The ham was canned and it was prepared with whole cloves on it. When I got old enough, it became my job to put the cloves in the ham. I liked to use a lot, much more than Mimere or my mom did. I discovered that the ham was just big enough to spell out "KATE" in cloves. In addition to the potatoes, there was also corn, Friehoffer's brown and serve rolls, fresh cut tomatoes and pickles. Mimere had a set of dishes (that we just realized were Mikasa) that were full of chips. My brother Dan hated to get a plate with chips. When she was down to just one plate without chips (probably around 1985), Mimere received a replacement Correll set. That set had no chips, and lasted for the rest of her life.

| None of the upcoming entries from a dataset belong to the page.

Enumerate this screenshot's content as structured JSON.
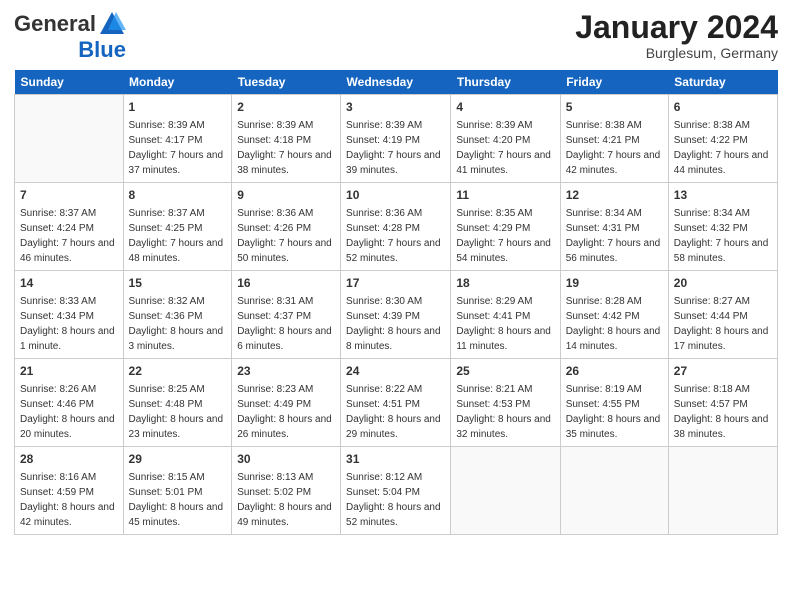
{
  "header": {
    "logo_general": "General",
    "logo_blue": "Blue",
    "month_title": "January 2024",
    "location": "Burglesum, Germany"
  },
  "columns": [
    "Sunday",
    "Monday",
    "Tuesday",
    "Wednesday",
    "Thursday",
    "Friday",
    "Saturday"
  ],
  "weeks": [
    [
      {
        "num": "",
        "sunrise": "",
        "sunset": "",
        "daylight": ""
      },
      {
        "num": "1",
        "sunrise": "Sunrise: 8:39 AM",
        "sunset": "Sunset: 4:17 PM",
        "daylight": "Daylight: 7 hours and 37 minutes."
      },
      {
        "num": "2",
        "sunrise": "Sunrise: 8:39 AM",
        "sunset": "Sunset: 4:18 PM",
        "daylight": "Daylight: 7 hours and 38 minutes."
      },
      {
        "num": "3",
        "sunrise": "Sunrise: 8:39 AM",
        "sunset": "Sunset: 4:19 PM",
        "daylight": "Daylight: 7 hours and 39 minutes."
      },
      {
        "num": "4",
        "sunrise": "Sunrise: 8:39 AM",
        "sunset": "Sunset: 4:20 PM",
        "daylight": "Daylight: 7 hours and 41 minutes."
      },
      {
        "num": "5",
        "sunrise": "Sunrise: 8:38 AM",
        "sunset": "Sunset: 4:21 PM",
        "daylight": "Daylight: 7 hours and 42 minutes."
      },
      {
        "num": "6",
        "sunrise": "Sunrise: 8:38 AM",
        "sunset": "Sunset: 4:22 PM",
        "daylight": "Daylight: 7 hours and 44 minutes."
      }
    ],
    [
      {
        "num": "7",
        "sunrise": "Sunrise: 8:37 AM",
        "sunset": "Sunset: 4:24 PM",
        "daylight": "Daylight: 7 hours and 46 minutes."
      },
      {
        "num": "8",
        "sunrise": "Sunrise: 8:37 AM",
        "sunset": "Sunset: 4:25 PM",
        "daylight": "Daylight: 7 hours and 48 minutes."
      },
      {
        "num": "9",
        "sunrise": "Sunrise: 8:36 AM",
        "sunset": "Sunset: 4:26 PM",
        "daylight": "Daylight: 7 hours and 50 minutes."
      },
      {
        "num": "10",
        "sunrise": "Sunrise: 8:36 AM",
        "sunset": "Sunset: 4:28 PM",
        "daylight": "Daylight: 7 hours and 52 minutes."
      },
      {
        "num": "11",
        "sunrise": "Sunrise: 8:35 AM",
        "sunset": "Sunset: 4:29 PM",
        "daylight": "Daylight: 7 hours and 54 minutes."
      },
      {
        "num": "12",
        "sunrise": "Sunrise: 8:34 AM",
        "sunset": "Sunset: 4:31 PM",
        "daylight": "Daylight: 7 hours and 56 minutes."
      },
      {
        "num": "13",
        "sunrise": "Sunrise: 8:34 AM",
        "sunset": "Sunset: 4:32 PM",
        "daylight": "Daylight: 7 hours and 58 minutes."
      }
    ],
    [
      {
        "num": "14",
        "sunrise": "Sunrise: 8:33 AM",
        "sunset": "Sunset: 4:34 PM",
        "daylight": "Daylight: 8 hours and 1 minute."
      },
      {
        "num": "15",
        "sunrise": "Sunrise: 8:32 AM",
        "sunset": "Sunset: 4:36 PM",
        "daylight": "Daylight: 8 hours and 3 minutes."
      },
      {
        "num": "16",
        "sunrise": "Sunrise: 8:31 AM",
        "sunset": "Sunset: 4:37 PM",
        "daylight": "Daylight: 8 hours and 6 minutes."
      },
      {
        "num": "17",
        "sunrise": "Sunrise: 8:30 AM",
        "sunset": "Sunset: 4:39 PM",
        "daylight": "Daylight: 8 hours and 8 minutes."
      },
      {
        "num": "18",
        "sunrise": "Sunrise: 8:29 AM",
        "sunset": "Sunset: 4:41 PM",
        "daylight": "Daylight: 8 hours and 11 minutes."
      },
      {
        "num": "19",
        "sunrise": "Sunrise: 8:28 AM",
        "sunset": "Sunset: 4:42 PM",
        "daylight": "Daylight: 8 hours and 14 minutes."
      },
      {
        "num": "20",
        "sunrise": "Sunrise: 8:27 AM",
        "sunset": "Sunset: 4:44 PM",
        "daylight": "Daylight: 8 hours and 17 minutes."
      }
    ],
    [
      {
        "num": "21",
        "sunrise": "Sunrise: 8:26 AM",
        "sunset": "Sunset: 4:46 PM",
        "daylight": "Daylight: 8 hours and 20 minutes."
      },
      {
        "num": "22",
        "sunrise": "Sunrise: 8:25 AM",
        "sunset": "Sunset: 4:48 PM",
        "daylight": "Daylight: 8 hours and 23 minutes."
      },
      {
        "num": "23",
        "sunrise": "Sunrise: 8:23 AM",
        "sunset": "Sunset: 4:49 PM",
        "daylight": "Daylight: 8 hours and 26 minutes."
      },
      {
        "num": "24",
        "sunrise": "Sunrise: 8:22 AM",
        "sunset": "Sunset: 4:51 PM",
        "daylight": "Daylight: 8 hours and 29 minutes."
      },
      {
        "num": "25",
        "sunrise": "Sunrise: 8:21 AM",
        "sunset": "Sunset: 4:53 PM",
        "daylight": "Daylight: 8 hours and 32 minutes."
      },
      {
        "num": "26",
        "sunrise": "Sunrise: 8:19 AM",
        "sunset": "Sunset: 4:55 PM",
        "daylight": "Daylight: 8 hours and 35 minutes."
      },
      {
        "num": "27",
        "sunrise": "Sunrise: 8:18 AM",
        "sunset": "Sunset: 4:57 PM",
        "daylight": "Daylight: 8 hours and 38 minutes."
      }
    ],
    [
      {
        "num": "28",
        "sunrise": "Sunrise: 8:16 AM",
        "sunset": "Sunset: 4:59 PM",
        "daylight": "Daylight: 8 hours and 42 minutes."
      },
      {
        "num": "29",
        "sunrise": "Sunrise: 8:15 AM",
        "sunset": "Sunset: 5:01 PM",
        "daylight": "Daylight: 8 hours and 45 minutes."
      },
      {
        "num": "30",
        "sunrise": "Sunrise: 8:13 AM",
        "sunset": "Sunset: 5:02 PM",
        "daylight": "Daylight: 8 hours and 49 minutes."
      },
      {
        "num": "31",
        "sunrise": "Sunrise: 8:12 AM",
        "sunset": "Sunset: 5:04 PM",
        "daylight": "Daylight: 8 hours and 52 minutes."
      },
      {
        "num": "",
        "sunrise": "",
        "sunset": "",
        "daylight": ""
      },
      {
        "num": "",
        "sunrise": "",
        "sunset": "",
        "daylight": ""
      },
      {
        "num": "",
        "sunrise": "",
        "sunset": "",
        "daylight": ""
      }
    ]
  ]
}
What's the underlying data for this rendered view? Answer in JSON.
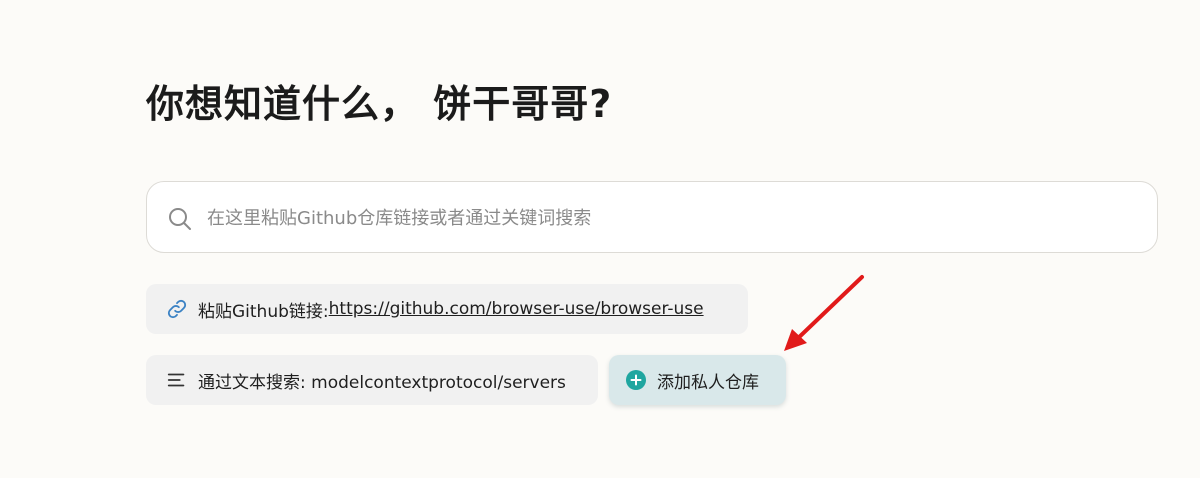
{
  "heading": "你想知道什么， 饼干哥哥?",
  "search": {
    "placeholder": "在这里粘贴Github仓库链接或者通过关键词搜索"
  },
  "suggestions": {
    "link_label": "粘贴Github链接: ",
    "link_url": "https://github.com/browser-use/browser-use",
    "text_label": "通过文本搜索: modelcontextprotocol/servers"
  },
  "add_private_repo": {
    "label": "添加私人仓库"
  },
  "colors": {
    "background": "#fcfbf8",
    "accent_teal": "#1fa6a0",
    "arrow_red": "#e11a1a",
    "link_icon_blue": "#3b82c4"
  },
  "icons": {
    "search": "search-icon",
    "link": "link-icon",
    "text_lines": "text-lines-icon",
    "plus_circle": "plus-circle-icon",
    "arrow": "red-arrow-annotation"
  }
}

For some reason, Mimere pronounced 'potatoes' as 'ba-day-da's.' I don't know why.
As the years went on, and after Pipere passed, Mimere needed more and more help with the New Year's dinner. My brother Chris took over the mashed potatoes, and came close to how Pipere made them.
Eventually, we began having New Year's dinner at either my house or my mom's house. We graduated to spiral cut hams and never looked back. We evolved from brown and serve rolls to crescent rolls, and now to Sister Schubet's yeast rolls. And we realized that Mimere loved scalloped potatoes. I think my mom probably always knew it. But, since Pipere did not like them, Mimere never cooked them. I began attempting scalloped potatoes, trying out various recipes (and just to clarify, they are technically au gratin potatoes because they have cheese on them, but we have always called them scalloped). They are a tremendous amount of work and can go horribly wrong. Some years, the slicing of the potatoes resulted in quasi-serious injuries. However, my mom received a definitely serious injury from opening a ham can one Easter, but I digress...
And every year, when Mimere realized that there were scalloped potatoes, she would tell us that they were her favorite. She was observed to eat a hearty portion, and always wanted left overs. In short, New Year's dinner made her happy.
So this year, it's different. We have no Mimere. She did not live to see 2012. My mom is in Florida with my brother, so she's not here either. We are having dinner at normal dinner time, rather than mid-afternoon. Mimere didn't like to eat late or be out late, which was why we always had holiday dinners around 2 pm. I'm certainly not dressed up.
But, if for no other reason than to honor Mimere, we are having scalloped badaydas.
|Mimere and my mom, January 1, 2011. It was her last New Year's Day.|
|Jake with his grandmother and great-grandmother. You can see that dinner was a good tablecloth and china kind of affair.|